Why We Get Sick
11-August 2020, by Bronwyn MacRitchie
We have been hearing more and more about the role that hormones play in every system in our body. In weight loss and gain, in our moods and sense of wellness and ultimately in every disease process. Through a variety of mechanisms one hormone in particular becomes the root of the chronic lifestyle diseases we are being plagued by today.
Which hormone is the star of the disease process movie? You guessed it… insulin.
We all hear the term insulin resistance bandied about all the time in relation to our weight, and if we are keto diet fans we know that the more insulin resistant we are the longer it will take us to get into ketosis, and the more careful we have to be with our carbs. But how many of us actually properly understand the mechanisms in our body that have brought us to this state, or how to truly recognize insulin resistance in people who are NOT overweight?
In this book, Benjamin Bikman takes a deep dive into how long the disease process can actually have been building in our bodies prior to what we currently accept as the point of disease diagnosis. How long our bodies could have been battling the effects of our carb heavy diets, sedentary lifestyles and toxic environments before our current standard blood tests confirm disease.
With clear explanations and helpful visuals, Bikman clearly explains the multiple functionalities of this master hormone, insulin.

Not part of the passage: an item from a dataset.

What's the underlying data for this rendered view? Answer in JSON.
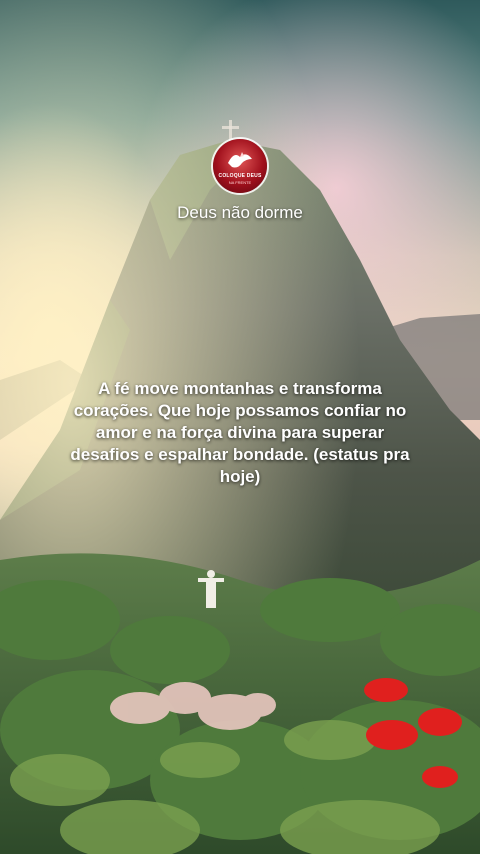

He details various balances in our body that we need to be aware of, and clearly illustrates how the story is not as clear cut as just calories in, calories out when it comes to weight OR wellness in general!
About Benjamin Bikman
Benjamin Bikman, PhD is a professor of pathophysiology and a biomedical scientist whose research agenda focuses on the molecular mediators of obesity and its co-morbidities, those currently known as metabolic syndrome. Employing cell-autonomous to whole-body systems, his lab’s main efforts explore the intimate associations between the metabolic and immune systems. Most recently his most recent work has focused on scrutinizing the role of ketones as metabolic signaling molecules and at the role of insulin in the disease process.
Follow him on IG here.